A presentation by Andrew Brons to British Renaissance
(broadcast on Resistance Radio)
We, as a species, call ourselves, somewhat immodestly, Homo Sapiens – Wise Man. Our distinctive characteristic as a species, we tell ourselves, is our capacity for rational thought. Of course, the fact that we perennially tell ourselves that it is true does not make it true.
There are some who would be very sceptical about the proposition that all human beings are capable of rational thought and would confine that proposition to the most intelligent minority.
My scepticism would go much further. I would say that even the most intelligent, if they move in fashionable academic circles, can allow themselves to be lured into unreason by intellectual fashions, much more than would the masses of the sparsely schooled. The way in which demonstrably intelligent academics can ignore or distort the evidence, so that they follow fashionable ideas and arrive at self-evidently false conclusions, is as astounding as it is depressing.
The falsehoods invented and then propagated by the Social Anthropologist and now accepted without question by virtually all of the academic world, have corrupted public policy. The evidence supports a largely hereditary explanation of human ability and behaviour but that evidence is ignored or refuted by false evidence and distorted reasoning.
Apparent and real intelligence and academic prowess do not provide immunity from this process. Indeed, they seem to facilitate it. Distorted reasoning and flawed perception of evidence require a truly inventive imagination.
What some, in the Nationalist Movement, call The Conspiracy (in the singular) would be described, more accurately, as a network of self-delusion, enforced by fear of ridicule, social ostracism, threats to career and sometimes fear of violence. There are conspiratorial elements among them, like Franz Boas, who inspired the delusion but most are victims of their own delusion and that of others.
All of this might sound terribly far-fetched and simply incredible – literally. However, there is academic evidence to support the theory. Two generations of psychologists at Yale University carried out what they called conformity experiments.
Solomon Asch represented the first of these generations and Stanley Milgram represents the second. Milgram bears a striking resemblance to the comic actor, Woody Allan. Perhaps they are related!

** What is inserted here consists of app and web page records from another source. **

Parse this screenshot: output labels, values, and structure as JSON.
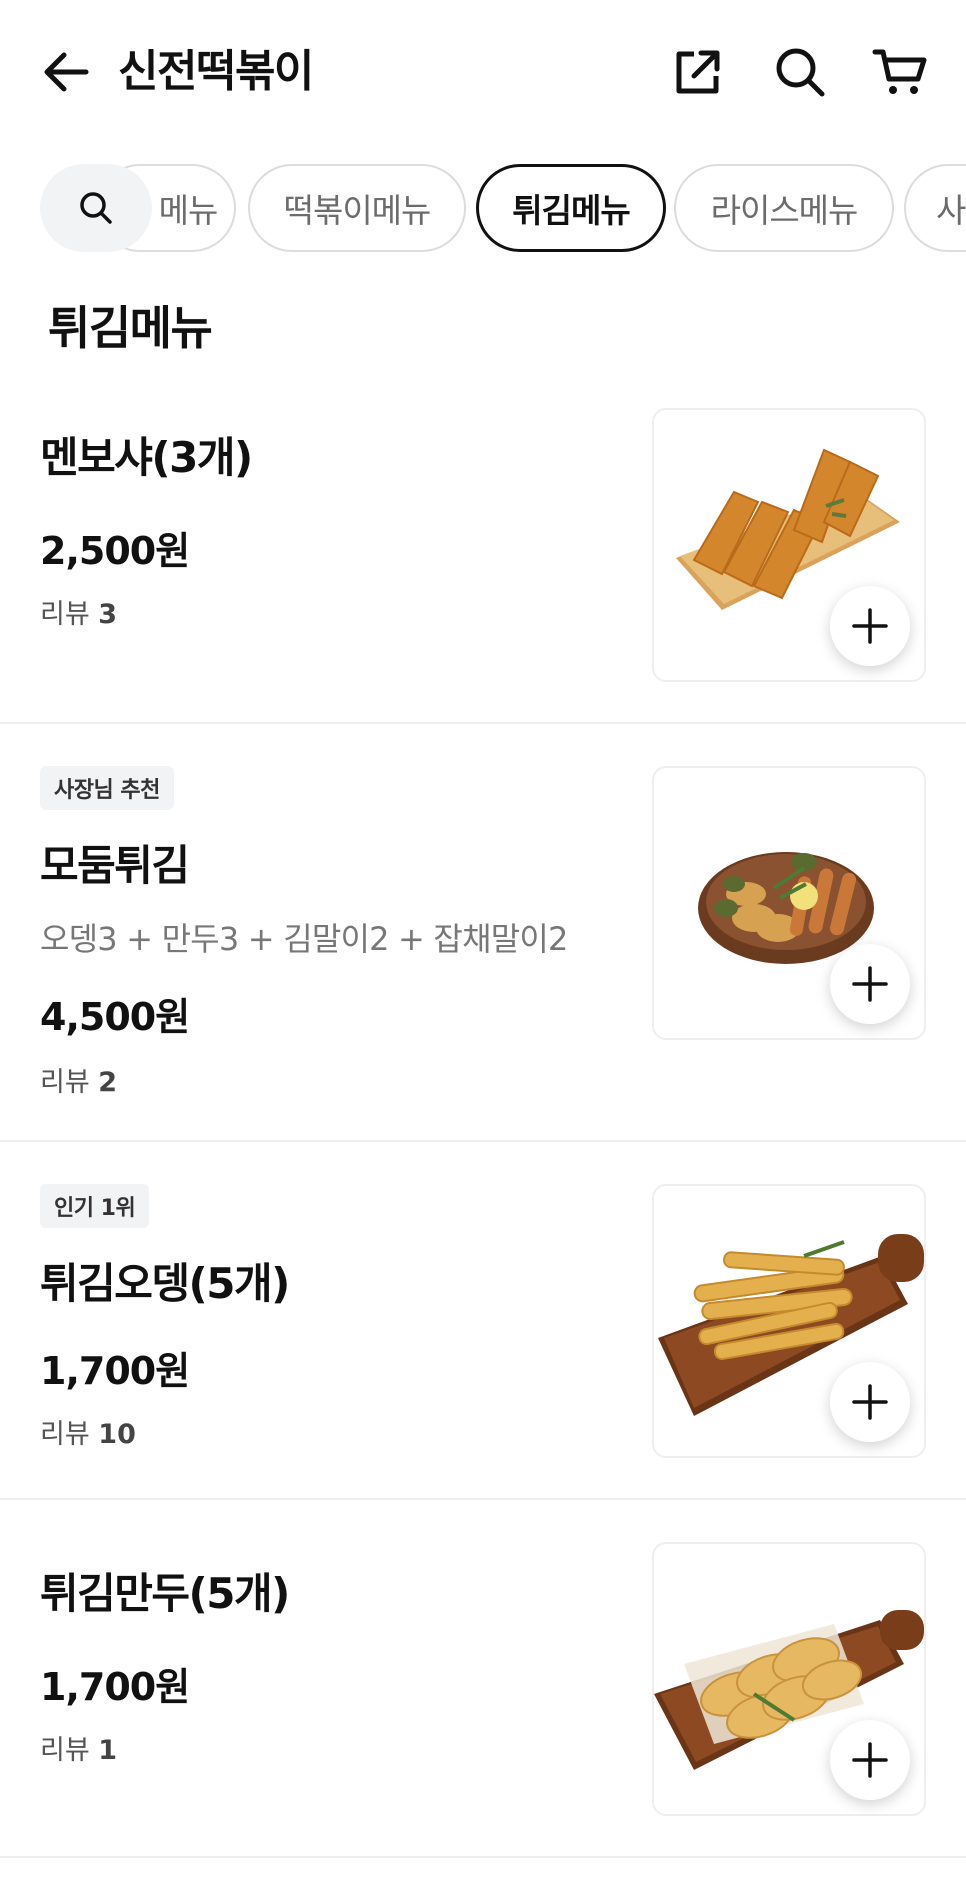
{
  "header": {
    "title": "신전떡볶이",
    "back_icon": "arrow-left-icon",
    "share_icon": "share-icon",
    "search_icon": "search-icon",
    "cart_icon": "cart-icon"
  },
  "categories": {
    "search_icon": "search-icon",
    "chips": [
      "메뉴",
      "떡볶이메뉴",
      "튀김메뉴",
      "라이스메뉴",
      "사"
    ],
    "active": "튀김메뉴"
  },
  "section": {
    "title": "튀김메뉴"
  },
  "items": [
    {
      "name": "멘보샤(3개)",
      "price": "2,500원",
      "review_label": "리뷰",
      "review_count": "3"
    },
    {
      "badge": "사장님 추천",
      "name": "모둠튀김",
      "description": "오뎅3 + 만두3 + 김말이2 + 잡채말이2",
      "price": "4,500원",
      "review_label": "리뷰",
      "review_count": "2"
    },
    {
      "badge": "인기 1위",
      "name": "튀김오뎅(5개)",
      "price": "1,700원",
      "review_label": "리뷰",
      "review_count": "10"
    },
    {
      "name": "튀김만두(5개)",
      "price": "1,700원",
      "review_label": "리뷰",
      "review_count": "1"
    }
  ],
  "colors": {
    "accent": "#111111",
    "chip_border": "#dcdcdc",
    "badge_bg": "#f2f3f5"
  }
}
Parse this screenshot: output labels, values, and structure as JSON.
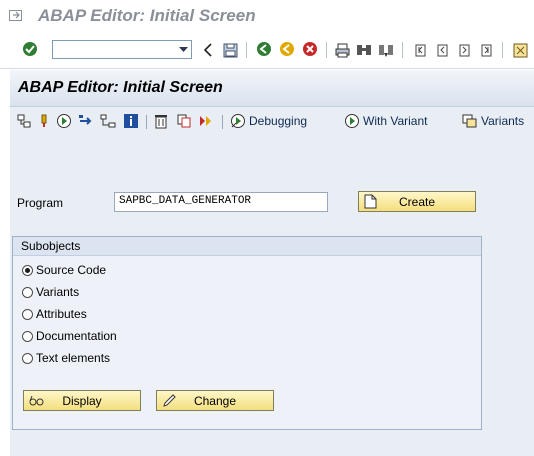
{
  "window": {
    "title": "ABAP Editor: Initial Screen"
  },
  "system_toolbar": {
    "command_value": "",
    "icons": [
      "enter-check-icon",
      "back-arrow-icon",
      "save-icon",
      "back-icon",
      "exit-icon",
      "cancel-icon",
      "print-icon",
      "find-icon",
      "find-next-icon",
      "first-page-icon",
      "previous-page-icon",
      "next-page-icon",
      "last-page-icon",
      "layout-menu-icon"
    ]
  },
  "page": {
    "title": "ABAP Editor: Initial Screen"
  },
  "app_toolbar": {
    "debugging_label": "Debugging",
    "with_variant_label": "With Variant",
    "variants_label": "Variants"
  },
  "program": {
    "label": "Program",
    "value": "SAPBC_DATA_GENERATOR",
    "create_label": "Create"
  },
  "subobjects": {
    "title": "Subobjects",
    "options": [
      "Source Code",
      "Variants",
      "Attributes",
      "Documentation",
      "Text elements"
    ],
    "selected": "Source Code",
    "display_label": "Display",
    "change_label": "Change"
  },
  "colors": {
    "header": "#d9e2ee",
    "button": "#f4df7e",
    "canvas": "#e9eef5"
  }
}
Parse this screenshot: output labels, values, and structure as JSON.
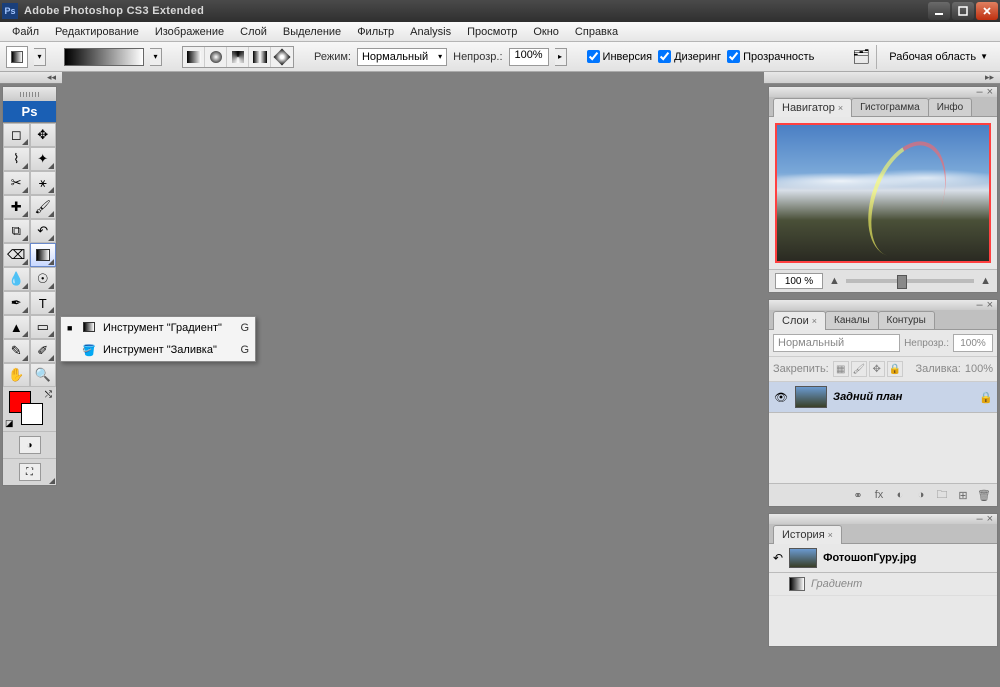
{
  "titlebar": {
    "title": "Adobe Photoshop CS3 Extended"
  },
  "menu": [
    "Файл",
    "Редактирование",
    "Изображение",
    "Слой",
    "Выделение",
    "Фильтр",
    "Analysis",
    "Просмотр",
    "Окно",
    "Справка"
  ],
  "options": {
    "mode_label": "Режим:",
    "mode_value": "Нормальный",
    "opacity_label": "Непрозр.:",
    "opacity_value": "100%",
    "chk_inverse": "Инверсия",
    "chk_dither": "Дизеринг",
    "chk_transparency": "Прозрачность",
    "workspace_label": "Рабочая область"
  },
  "flyout": {
    "items": [
      {
        "selected": true,
        "icon": "■",
        "label": "Инструмент \"Градиент\"",
        "shortcut": "G"
      },
      {
        "selected": false,
        "icon": "◍",
        "label": "Инструмент \"Заливка\"",
        "shortcut": "G"
      }
    ]
  },
  "navigator": {
    "tabs": [
      "Навигатор",
      "Гистограмма",
      "Инфо"
    ],
    "active_tab": 0,
    "zoom": "100 %"
  },
  "layers": {
    "tabs": [
      "Слои",
      "Каналы",
      "Контуры"
    ],
    "active_tab": 0,
    "blend_mode": "Нормальный",
    "opacity_label": "Непрозр.:",
    "opacity_value": "100%",
    "lock_label": "Закрепить:",
    "fill_label": "Заливка:",
    "fill_value": "100%",
    "layer_name": "Задний план"
  },
  "history": {
    "tabs": [
      "История"
    ],
    "filename": "ФотошопГуру.jpg",
    "step": "Градиент"
  },
  "tools": {
    "logo": "Ps",
    "fg_color": "#ff0000",
    "bg_color": "#ffffff"
  }
}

Milgram carried out an experiment involving six students, in what appeared to be an experiment in accuracy of perception. In fact five of the six were in league with the experimenter. Only the sixth was truly the guinea pig.
The group were seated in a line and they were shown a card with three lines of different lengths and a card with one line drawn on it. Each student was asked, in turn, which of the three lines on the first card was most similar in length to the line on the second card.
The experiment was carried out with the same students several times with different cards. It was then repeated with different guinea pigs. The five students in league with the experimenter consistently gave the same wrong answer. The guinea pigs, on each occasion, started by giving the correct answer but in 60% of cases started to give same wrong answer as the other five.
The desire to conform caused 60% of guinea pigs to deny the evidence of their own eyes.
Perhaps humanity is not so much Wise Man as Conformist Man.